With his bestseller ‘The Industries of the Future’, published in 2015 and translated to fifteen languages, Alec Ross established himself as a sought-after opinion leader for technological megatrends. His vast experience in ‘all things tech’ stems from a multifaceted professional journey. In 2000, he and three colleagues co-founded a technology-focused social enterprise and grew it from modest origins in a basement into a global organisation serving millions of low-income people, with programs on four continents. Nine years later, he joined Secretary of State Hillary Clinton to become Senior Advisor for Innovation. After leaving the Department of State in 2013 he joined the School of International and Public Affairs, Columbia University as a Senior Fellow. Today, Ross is a Distinguished Visiting Fellow at Johns Hopkins University.
In an interview with Julius Baer, Ross summarised his thoughts about the impact of artificial intelligence on the economy and society.
What is AI?
Alec Ross: I would define artificial intelligence as a machine not just querying a big database but actually engaging in what is called machine learning – actually learning from the various inputs that are coming in to it.
Is it a hype?
I think artificial intelligence is more than hype. Certainly, right now, everybody is reading and learning about it. Everybody is sort of frothing with intention and trying to understand what artificial intelligence is. But if you have a long enough perspective, if you think about what the impact of artificial intelligence will be not this year or next year, but over the next five, ten, or fifteen years then, if anything, I think that artificial intelligence is under-hyped.
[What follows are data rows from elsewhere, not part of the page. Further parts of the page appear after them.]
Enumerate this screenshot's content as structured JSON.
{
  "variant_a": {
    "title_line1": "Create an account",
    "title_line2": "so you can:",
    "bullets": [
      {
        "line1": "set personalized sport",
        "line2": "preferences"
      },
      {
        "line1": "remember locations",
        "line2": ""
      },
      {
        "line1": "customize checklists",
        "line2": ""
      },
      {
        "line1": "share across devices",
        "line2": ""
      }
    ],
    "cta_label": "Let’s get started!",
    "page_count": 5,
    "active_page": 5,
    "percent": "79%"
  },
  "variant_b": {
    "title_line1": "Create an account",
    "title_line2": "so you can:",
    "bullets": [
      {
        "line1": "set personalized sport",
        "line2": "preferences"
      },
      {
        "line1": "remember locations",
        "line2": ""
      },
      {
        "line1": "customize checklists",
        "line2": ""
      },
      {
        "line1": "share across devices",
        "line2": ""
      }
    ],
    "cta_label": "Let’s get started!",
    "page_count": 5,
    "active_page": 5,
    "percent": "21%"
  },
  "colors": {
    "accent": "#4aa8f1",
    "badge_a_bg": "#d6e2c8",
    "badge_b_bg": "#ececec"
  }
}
Who will be the big global players?
First and foremost to the US and China. China has demonstrated leadership out of Beijing and a will and a strategy that no other country has in terms of its level of precision, its level of investment and that is very impressive. From the startups themselves, I’m most impressed by what is coming out of the Unites States. So, I think the two countries up to this point that are most impressing me are, perhaps not surprisingly, the US and China.
Which areas will be most affected?
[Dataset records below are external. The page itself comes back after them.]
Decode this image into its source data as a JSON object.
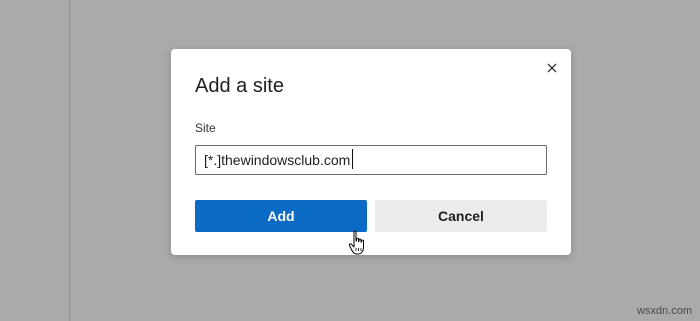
{
  "dialog": {
    "title": "Add a site",
    "field_label": "Site",
    "input_value": "[*.]thewindowsclub.com",
    "add_label": "Add",
    "cancel_label": "Cancel"
  },
  "watermark": "wsxdn.com",
  "colors": {
    "accent": "#0a6ac4",
    "backdrop": "#aaaaaa",
    "cancel_bg": "#ececec"
  },
  "icons": {
    "close": "close-icon",
    "pointer": "hand-pointer-icon"
  }
}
Any kind of labour that can be highly routinized is going to be taken over by the zeros and ones of computer code. The routine work of an average accountant, I think in two to three years is going to be much better done by a machine than by a human being. At the upper levels, the really high-skilled accounting that requires levels of complex thinking, emotional intelligence and understanding of client needs and what have you, that will continue to be done, I believe, by humans. But anything that can be routinized – the basic work of lawyers, the basic work of accountants, even the basic work of certain kinds of surgeries, I think can and will be supplanted by AI.
How can investors take advantage?
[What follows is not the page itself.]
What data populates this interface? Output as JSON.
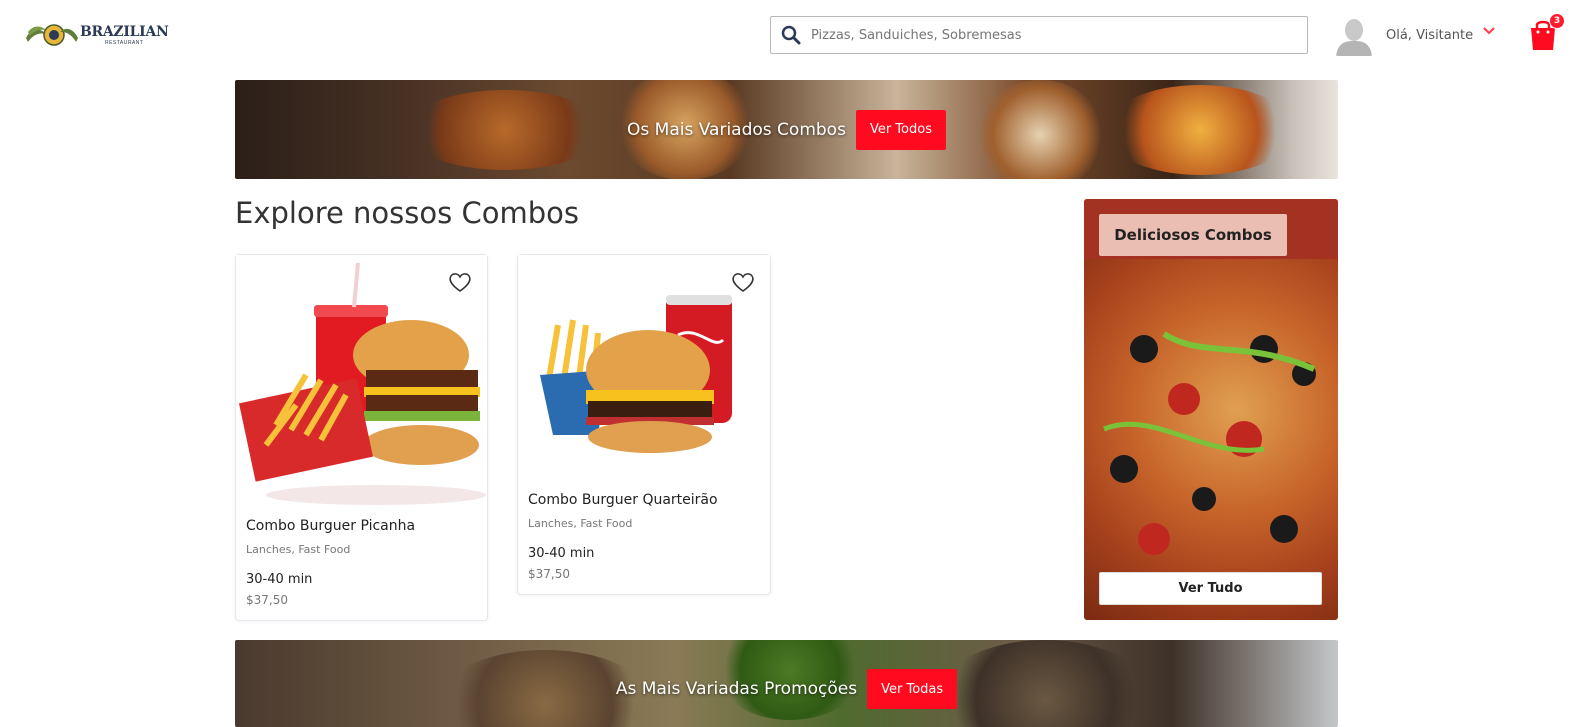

I think the best investment opportunities right now, if you’re willing to be patient, are in private markets. I think that is what’s most interesting. Again, the Alibabas, the Amazons, the Facebooks are all intelligently integrating AI. But if you are talking about the new platforms or the entirely new applications – those things that will be foundational in artificial intelligence – where people are imaging and inventing the future, I believe, is still early stage. Money is going to be lost there, but a whole lot of money is going to be made as well.